Barbecuing removes many of the worst parts of cooking — the claustrophobic kitchen environment, the daunting number of pots and pans involved — and instead adds to the mix sunshine, shorts, and the ability to responsibly play with fire (which is really the ultimate superpower). You just fire up your grill, throw on a steak and fresh vegetables (reminder: it’s farmers’ market season, folks), then open the lid and gently poke things every now and then. In other words, laid-back bliss. If you’re feeling slightly more ambitious, stock the galvanized metal beer bucket, invite the neighbours over for dinner, and serve them one of our three outdoor grilling menus. We’ll leave finding the bad novelty apron up to you.
Embrace butterfly butchering to lay your chicken down flat and ensure even cooking.
1. Shear along both sides of the chicken’s backbone and remove it, then press down on the chicken’s sternum until you hear a crack. Marinate in a plastic bag with olive oil, lemon juice, garlic, salt, and pepper for 1 hour in the fridge.
2. Remove chicken from bag and rest at room temp for 30 min.
3. Cook chicken, skin side down, over med-high direct heat until seared. Flip and cover, cooking over indirect heat to an internal temp of 160 degrees F. Rest 15 min.
Technique to master: That aforementioned shearing business. Probably best to watch at least two YouTube demos — and maybe a couple of Grey’s Anatomy reruns — first.
Advanced flavour move: Grill some olive oil-coated flatbreads as accompaniments.
A Spanish rice dish that adds rich saffron flavour to a combo of chicken, sausage, and seafood.
1. Stir pinch of saffron threads into 1 cup water, 3 cups chicken broth.
2. In olive-oiled pan over med-high heat, sauté then remove chicken, shrimp, chorizo (2 min each), onions, and red pepper (15 min).
3. Pour in stock mix, 1 can of diced tomatoes with a pinch of paprika, and 3 cups uncooked arborio rice; return meat and veg from before; add chopped parsley, garlic, and 1 cup frozen peas. Boil for 10 min. Add mussels, and cook until they open. Rest for 10 min.
Technique to master: Forming a crunchy socarrat rice crust on the bottom of the pan. The most common mistake: over-stirring your rice. Give that stuff a minute to chill!
Advanced flavour move: Grill some lemons to squeeze on top.
A Mexican street market classic that pairs perfectly with late-summer heat.
1. Coat lean cod, halibut, or mahi mahi fillets in olive oil. Sprinkle with cumin, cayenne pepper, salt, and pepper. Cook over med-high heat for 4 min per side, until they flake easily with a fork.
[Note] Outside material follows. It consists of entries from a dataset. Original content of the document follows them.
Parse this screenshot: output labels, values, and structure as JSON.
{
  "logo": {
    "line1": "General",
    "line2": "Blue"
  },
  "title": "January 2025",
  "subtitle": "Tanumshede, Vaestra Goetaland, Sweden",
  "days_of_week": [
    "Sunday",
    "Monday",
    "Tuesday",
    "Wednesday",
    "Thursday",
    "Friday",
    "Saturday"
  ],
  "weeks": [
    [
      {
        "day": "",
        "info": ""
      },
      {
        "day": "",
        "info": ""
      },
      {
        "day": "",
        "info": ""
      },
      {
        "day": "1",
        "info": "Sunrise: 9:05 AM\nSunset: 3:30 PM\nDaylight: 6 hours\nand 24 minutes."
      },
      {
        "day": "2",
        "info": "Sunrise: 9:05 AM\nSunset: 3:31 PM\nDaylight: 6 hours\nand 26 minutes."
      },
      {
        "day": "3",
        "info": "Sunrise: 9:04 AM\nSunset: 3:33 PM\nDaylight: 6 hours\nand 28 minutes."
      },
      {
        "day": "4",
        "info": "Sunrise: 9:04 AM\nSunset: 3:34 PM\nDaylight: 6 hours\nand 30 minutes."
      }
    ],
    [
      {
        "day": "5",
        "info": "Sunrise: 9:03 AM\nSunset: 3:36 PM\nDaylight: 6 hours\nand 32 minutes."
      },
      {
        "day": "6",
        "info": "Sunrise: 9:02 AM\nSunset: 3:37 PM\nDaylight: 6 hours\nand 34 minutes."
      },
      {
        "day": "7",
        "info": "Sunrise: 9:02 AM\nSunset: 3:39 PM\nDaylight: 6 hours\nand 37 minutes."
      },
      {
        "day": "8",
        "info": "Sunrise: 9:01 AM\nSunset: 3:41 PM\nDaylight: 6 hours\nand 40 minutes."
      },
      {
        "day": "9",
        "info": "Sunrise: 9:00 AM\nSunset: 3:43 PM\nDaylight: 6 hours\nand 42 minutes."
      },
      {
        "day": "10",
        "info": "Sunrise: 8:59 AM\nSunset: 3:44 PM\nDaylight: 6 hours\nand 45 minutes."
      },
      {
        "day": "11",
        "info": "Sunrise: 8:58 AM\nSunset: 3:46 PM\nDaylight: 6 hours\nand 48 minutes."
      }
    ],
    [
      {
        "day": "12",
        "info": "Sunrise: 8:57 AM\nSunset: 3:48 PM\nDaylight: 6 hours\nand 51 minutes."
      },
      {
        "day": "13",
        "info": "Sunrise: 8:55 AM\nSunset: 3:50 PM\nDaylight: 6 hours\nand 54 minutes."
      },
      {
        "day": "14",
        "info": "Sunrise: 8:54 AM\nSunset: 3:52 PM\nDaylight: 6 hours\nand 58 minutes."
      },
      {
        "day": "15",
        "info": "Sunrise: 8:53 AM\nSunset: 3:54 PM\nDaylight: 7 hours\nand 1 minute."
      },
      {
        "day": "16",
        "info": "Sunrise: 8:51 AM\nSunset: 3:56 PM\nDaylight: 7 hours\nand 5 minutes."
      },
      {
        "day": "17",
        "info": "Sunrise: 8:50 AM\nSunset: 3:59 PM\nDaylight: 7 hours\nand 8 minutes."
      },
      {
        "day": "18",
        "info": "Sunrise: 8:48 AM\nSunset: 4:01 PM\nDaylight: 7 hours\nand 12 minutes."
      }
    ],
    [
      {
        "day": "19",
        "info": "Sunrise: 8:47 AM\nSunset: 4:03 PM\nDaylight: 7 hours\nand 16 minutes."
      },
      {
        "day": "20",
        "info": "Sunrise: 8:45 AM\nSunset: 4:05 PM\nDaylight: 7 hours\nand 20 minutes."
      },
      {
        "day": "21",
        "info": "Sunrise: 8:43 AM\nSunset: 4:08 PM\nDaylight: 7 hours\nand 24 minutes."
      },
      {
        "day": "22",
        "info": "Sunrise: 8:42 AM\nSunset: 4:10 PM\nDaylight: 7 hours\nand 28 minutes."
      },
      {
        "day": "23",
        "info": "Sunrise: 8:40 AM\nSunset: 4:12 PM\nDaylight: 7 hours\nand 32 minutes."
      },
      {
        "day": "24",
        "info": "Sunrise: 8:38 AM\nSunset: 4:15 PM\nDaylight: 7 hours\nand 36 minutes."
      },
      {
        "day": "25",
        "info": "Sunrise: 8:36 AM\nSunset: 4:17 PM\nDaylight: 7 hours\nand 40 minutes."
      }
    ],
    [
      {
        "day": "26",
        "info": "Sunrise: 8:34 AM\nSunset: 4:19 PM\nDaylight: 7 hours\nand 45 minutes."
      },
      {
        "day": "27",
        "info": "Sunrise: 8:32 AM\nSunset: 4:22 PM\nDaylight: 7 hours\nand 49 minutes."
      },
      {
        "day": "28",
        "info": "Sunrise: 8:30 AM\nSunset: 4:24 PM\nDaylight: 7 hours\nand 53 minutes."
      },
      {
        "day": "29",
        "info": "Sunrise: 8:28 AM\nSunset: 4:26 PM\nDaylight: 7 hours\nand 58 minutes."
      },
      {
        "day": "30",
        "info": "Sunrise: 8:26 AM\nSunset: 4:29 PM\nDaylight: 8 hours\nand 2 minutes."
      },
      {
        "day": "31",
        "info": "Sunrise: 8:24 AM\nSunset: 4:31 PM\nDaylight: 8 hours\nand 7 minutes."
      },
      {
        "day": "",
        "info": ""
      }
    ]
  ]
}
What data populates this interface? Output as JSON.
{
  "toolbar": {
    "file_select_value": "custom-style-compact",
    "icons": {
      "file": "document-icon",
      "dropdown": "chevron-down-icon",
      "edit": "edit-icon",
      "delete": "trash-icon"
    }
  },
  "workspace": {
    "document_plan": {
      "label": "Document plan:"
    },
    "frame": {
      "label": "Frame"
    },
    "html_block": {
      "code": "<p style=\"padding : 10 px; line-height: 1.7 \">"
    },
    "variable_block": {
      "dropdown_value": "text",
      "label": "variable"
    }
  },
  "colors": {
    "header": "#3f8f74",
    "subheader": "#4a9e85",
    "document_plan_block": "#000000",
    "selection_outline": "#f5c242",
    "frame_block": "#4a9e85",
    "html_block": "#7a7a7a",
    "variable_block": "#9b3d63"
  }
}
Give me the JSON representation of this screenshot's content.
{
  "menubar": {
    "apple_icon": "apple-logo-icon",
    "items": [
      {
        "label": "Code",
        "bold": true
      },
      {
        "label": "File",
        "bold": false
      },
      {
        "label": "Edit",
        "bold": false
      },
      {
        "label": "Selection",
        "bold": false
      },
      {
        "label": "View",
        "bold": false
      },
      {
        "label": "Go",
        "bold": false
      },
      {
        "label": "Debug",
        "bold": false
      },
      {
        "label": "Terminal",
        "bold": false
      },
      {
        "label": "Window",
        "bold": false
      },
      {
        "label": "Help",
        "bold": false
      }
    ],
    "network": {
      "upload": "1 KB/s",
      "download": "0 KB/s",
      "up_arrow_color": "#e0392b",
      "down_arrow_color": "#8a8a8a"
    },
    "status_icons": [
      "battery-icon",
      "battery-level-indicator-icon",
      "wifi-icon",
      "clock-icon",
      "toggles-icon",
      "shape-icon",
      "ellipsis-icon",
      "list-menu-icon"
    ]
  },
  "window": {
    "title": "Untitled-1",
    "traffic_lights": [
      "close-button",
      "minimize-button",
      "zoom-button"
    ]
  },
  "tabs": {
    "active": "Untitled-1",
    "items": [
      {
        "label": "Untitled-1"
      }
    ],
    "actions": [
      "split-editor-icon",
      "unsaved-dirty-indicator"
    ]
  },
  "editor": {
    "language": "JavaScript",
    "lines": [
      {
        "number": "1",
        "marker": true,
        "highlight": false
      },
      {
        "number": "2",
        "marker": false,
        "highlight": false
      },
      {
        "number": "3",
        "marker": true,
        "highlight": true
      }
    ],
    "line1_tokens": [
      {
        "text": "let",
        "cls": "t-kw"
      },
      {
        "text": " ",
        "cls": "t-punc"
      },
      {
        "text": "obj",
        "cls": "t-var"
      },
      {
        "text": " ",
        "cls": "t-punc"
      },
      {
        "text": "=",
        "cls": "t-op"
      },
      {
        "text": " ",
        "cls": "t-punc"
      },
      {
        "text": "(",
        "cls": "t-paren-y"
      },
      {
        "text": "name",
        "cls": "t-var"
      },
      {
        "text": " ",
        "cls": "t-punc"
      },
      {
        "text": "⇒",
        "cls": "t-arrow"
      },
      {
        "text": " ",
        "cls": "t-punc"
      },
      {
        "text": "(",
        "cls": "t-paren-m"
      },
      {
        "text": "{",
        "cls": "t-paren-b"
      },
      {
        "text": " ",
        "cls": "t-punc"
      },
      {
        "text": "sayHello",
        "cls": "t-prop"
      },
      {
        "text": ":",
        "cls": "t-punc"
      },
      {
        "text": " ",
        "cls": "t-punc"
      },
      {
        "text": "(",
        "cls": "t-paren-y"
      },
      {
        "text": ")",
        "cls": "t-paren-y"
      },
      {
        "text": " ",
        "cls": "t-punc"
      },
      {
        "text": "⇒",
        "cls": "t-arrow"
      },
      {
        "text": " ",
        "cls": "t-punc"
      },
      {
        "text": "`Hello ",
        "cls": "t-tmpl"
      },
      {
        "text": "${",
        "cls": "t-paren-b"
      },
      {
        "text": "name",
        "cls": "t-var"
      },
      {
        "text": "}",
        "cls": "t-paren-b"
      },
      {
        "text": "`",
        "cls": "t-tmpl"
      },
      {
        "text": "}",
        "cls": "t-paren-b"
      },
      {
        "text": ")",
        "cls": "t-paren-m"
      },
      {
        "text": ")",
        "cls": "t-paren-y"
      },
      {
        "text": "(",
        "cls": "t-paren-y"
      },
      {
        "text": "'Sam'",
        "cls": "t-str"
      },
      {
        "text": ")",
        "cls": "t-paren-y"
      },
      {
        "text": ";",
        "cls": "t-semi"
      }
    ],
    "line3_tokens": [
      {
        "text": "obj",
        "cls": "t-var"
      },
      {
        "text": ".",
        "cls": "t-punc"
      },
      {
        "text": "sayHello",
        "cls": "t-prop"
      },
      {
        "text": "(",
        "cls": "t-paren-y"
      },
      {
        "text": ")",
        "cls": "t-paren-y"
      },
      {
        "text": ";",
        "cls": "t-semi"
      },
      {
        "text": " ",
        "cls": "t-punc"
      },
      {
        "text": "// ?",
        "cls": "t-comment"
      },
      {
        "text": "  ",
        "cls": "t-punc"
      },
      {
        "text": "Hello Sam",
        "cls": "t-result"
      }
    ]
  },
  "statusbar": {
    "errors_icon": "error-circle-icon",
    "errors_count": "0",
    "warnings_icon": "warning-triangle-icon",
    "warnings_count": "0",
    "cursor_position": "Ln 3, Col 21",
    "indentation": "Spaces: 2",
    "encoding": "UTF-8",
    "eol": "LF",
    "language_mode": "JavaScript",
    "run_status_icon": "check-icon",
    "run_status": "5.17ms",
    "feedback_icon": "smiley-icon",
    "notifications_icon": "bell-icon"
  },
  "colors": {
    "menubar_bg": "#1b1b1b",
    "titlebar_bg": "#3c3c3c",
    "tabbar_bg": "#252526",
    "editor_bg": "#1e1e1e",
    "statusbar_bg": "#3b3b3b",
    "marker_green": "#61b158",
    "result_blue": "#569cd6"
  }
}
2. Stir together 1/2 cup each of mayo and Greek yogurt with garlic and lime juice.
3. Grill corn tortillas and use as base to assemble tacos with fish, shaved cabbage, diced tomatoes and avocado, cojito cheese, mayo sauce, and hot sauce. (Our favourite: Heartbeat’s red harbernero.)
Technique to master: The assembly line. Building a taco is a DIY activity, so arrange an easy-to-navigate spread of all possible toppings. Find a colourful tablecloth. Instagrams will ensue.
Advanced flavour move: Grill some watermelon and pineapple for a salsa.
Meatheads can get pretty passionate about their preferred type of grill. But as far as we’re concerned, you can’t go wrong with any of the three models we’ve flagged here.
+ Better for slow cooking
– Ash can be messy
Our pick: Weber’s Summit Charcoal is a smoker-grill hybrid with gas ignition.
+ Fastest to heat up
– Less smoky flavour
Our pick: Broil King’s Imperial 590 has a rear rotisserie burner for up to three chickens.
+ Temp stays most consistent
– Not hot enough to sear
Our pick: Traeger’s Ironwood Series 885 adds taste by burning hardwood pellets.